It is also well settled that a municipality has no respondeat superior liability for the acts of its employees. Monell v. Department of Soc. Services of the City of New York, 436 U.S. 658, 692, 694, 56 L. Ed. 2d 611, 98 S. Ct. 2018 (1978). A municipality will be held liable for constitutional violations caused by its official policies and customs, made by a lawmaker or one "whose edicts or acts may be said to fairly represent official policy. Id. at 694. Moreover, the policy must actually cause the constitutional violation. Id. at 692. A plaintiff need not demonstrate that the municipality had a formal rule or regulation that caused the constitutional deprivation. See Vann v. City of New York, 72 F.3d 1040, 1049; Villante v. Dept. of Corrections, 786 F.2d 516, 519 (2d Cir.1986). A plaintiff "may establish the pertinent custom or policy by showing that the municipality, alerted to the possible use of excessive force by its police officers, exhibited deliberate indifference." Vann, 72 F.3d at 1049 (citing Fiacco v. City of Rensselaer, 783 F.2d 319, 326-27 (2d Cir.1986)). Thus, to defeat a motion for summary judgment on a section 1983 claim, a plaintiff must do more than "simply recite ... a failure to train municipal employees." See Dwares v. City of New York, 985 F.2d 94, 100 (2d Cir.1993); Javid v. Scott, 913 F. Supp. 223, 230-31 (S.D.N.Y.1996). She must produce "some evidence that policymakers were aware of a pattern of [unconstitutional conduct] but failed to [respond]." Walker v. City of New York, 974 F.2d 293, 300 (2d Cir.1992). "Deliberate indifference may be inferred if the complaints are followed by no meaningful attempt on the part of the municipality to investigate or forestall further incidents." Vann v. City of New York, 72 F.3d 1040, 1049 (2d Cir.1995)

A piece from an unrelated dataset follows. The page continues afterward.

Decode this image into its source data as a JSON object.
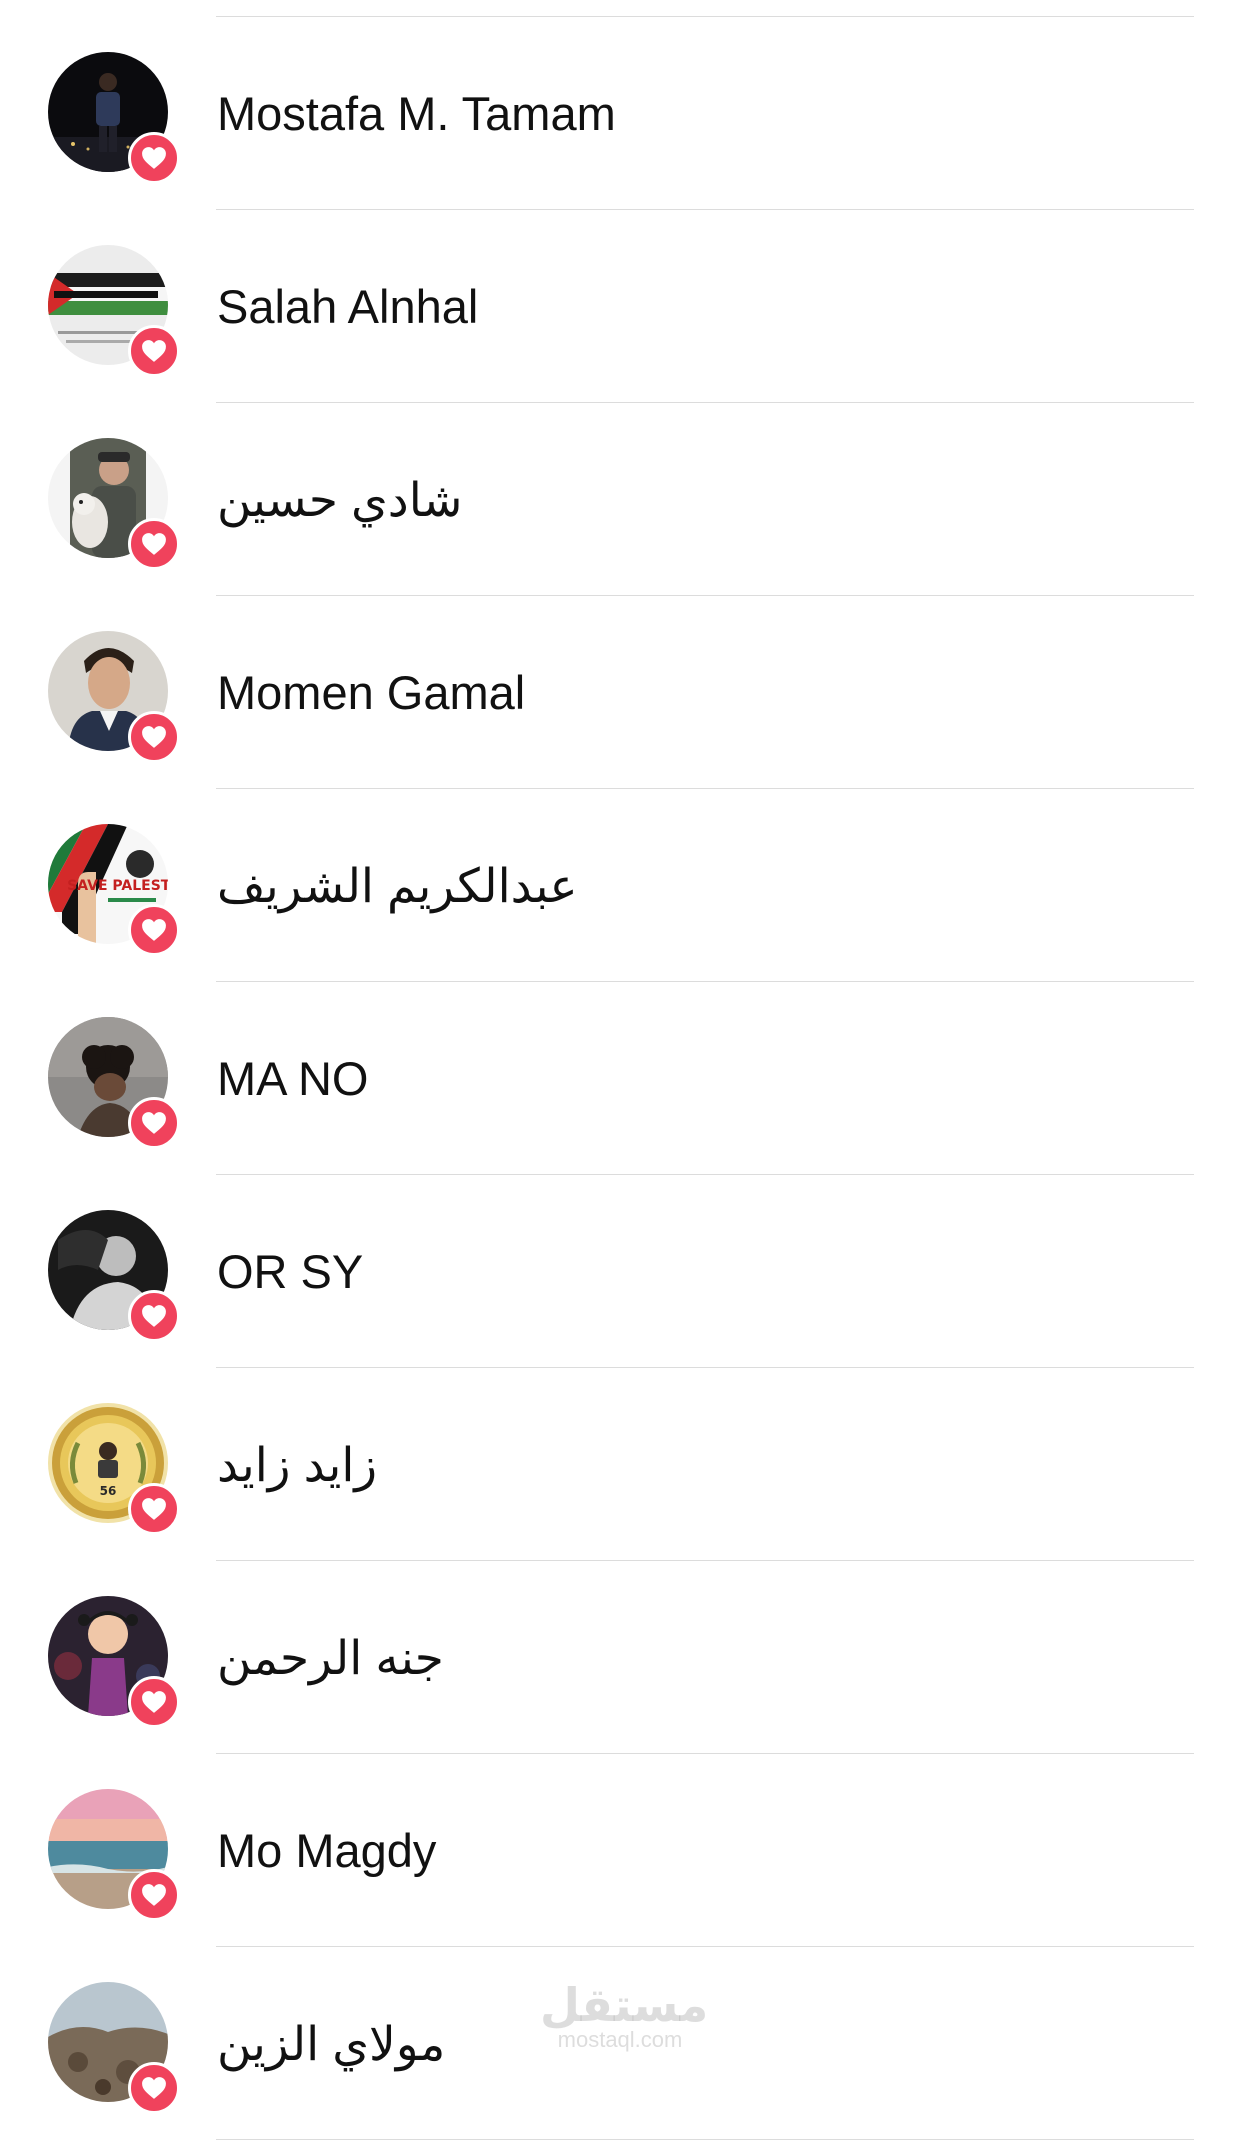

Accordingly, the defendants' motion for partial summary judgment [# 27] is granted. The plaintiff's second, fourth, fifth and sixth causes of action are dismissed, with prejudice.
Dated: Rochester, New York
September 23, 1998
CHARLES J. SIRAGUSA
United States District Judge